*** Recorded information Section Begins ***

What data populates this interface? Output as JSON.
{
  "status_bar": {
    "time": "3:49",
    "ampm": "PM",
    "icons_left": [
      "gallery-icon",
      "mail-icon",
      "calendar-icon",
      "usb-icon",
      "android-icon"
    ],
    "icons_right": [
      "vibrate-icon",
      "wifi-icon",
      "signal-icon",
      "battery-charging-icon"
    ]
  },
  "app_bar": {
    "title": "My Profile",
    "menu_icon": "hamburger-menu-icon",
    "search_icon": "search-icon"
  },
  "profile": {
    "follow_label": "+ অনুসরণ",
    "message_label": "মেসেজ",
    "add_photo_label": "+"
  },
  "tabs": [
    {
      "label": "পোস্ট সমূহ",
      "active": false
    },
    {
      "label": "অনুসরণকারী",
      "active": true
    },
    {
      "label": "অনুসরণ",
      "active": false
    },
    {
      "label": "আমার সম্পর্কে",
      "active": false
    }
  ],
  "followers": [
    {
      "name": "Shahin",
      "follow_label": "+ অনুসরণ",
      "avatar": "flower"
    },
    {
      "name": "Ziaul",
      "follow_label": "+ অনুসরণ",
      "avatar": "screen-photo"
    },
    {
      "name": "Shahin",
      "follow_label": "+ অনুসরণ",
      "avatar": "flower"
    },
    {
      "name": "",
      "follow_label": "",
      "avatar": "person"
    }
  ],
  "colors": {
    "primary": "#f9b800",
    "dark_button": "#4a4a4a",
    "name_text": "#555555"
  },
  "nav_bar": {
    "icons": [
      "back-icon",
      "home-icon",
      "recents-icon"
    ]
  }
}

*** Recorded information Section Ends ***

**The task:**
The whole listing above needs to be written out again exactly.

**Answer for this exercise:**
What data populates this interface? Output as JSON.
{
  "status_bar": {
    "time": "3:49",
    "ampm": "PM",
    "icons_left": [
      "gallery-icon",
      "mail-icon",
      "calendar-icon",
      "usb-icon",
      "android-icon"
    ],
    "icons_right": [
      "vibrate-icon",
      "wifi-icon",
      "signal-icon",
      "battery-charging-icon"
    ]
  },
  "app_bar": {
    "title": "My Profile",
    "menu_icon": "hamburger-menu-icon",
    "search_icon": "search-icon"
  },
  "profile": {
    "follow_label": "+ অনুসরণ",
    "message_label": "মেসেজ",
    "add_photo_label": "+"
  },
  "tabs": [
    {
      "label": "পোস্ট সমূহ",
      "active": false
    },
    {
      "label": "অনুসরণকারী",
      "active": true
    },
    {
      "label": "অনুসরণ",
      "active": false
    },
    {
      "label": "আমার সম্পর্কে",
      "active": false
    }
  ],
  "followers": [
    {
      "name": "Shahin",
      "follow_label": "+ অনুসরণ",
      "avatar": "flower"
    },
    {
      "name": "Ziaul",
      "follow_label": "+ অনুসরণ",
      "avatar": "screen-photo"
    },
    {
      "name": "Shahin",
      "follow_label": "+ অনুসরণ",
      "avatar": "flower"
    },
    {
      "name": "",
      "follow_label": "",
      "avatar": "person"
    }
  ],
  "colors": {
    "primary": "#f9b800",
    "dark_button": "#4a4a4a",
    "name_text": "#555555"
  },
  "nav_bar": {
    "icons": [
      "back-icon",
      "home-icon",
      "recents-icon"
    ]
  }
}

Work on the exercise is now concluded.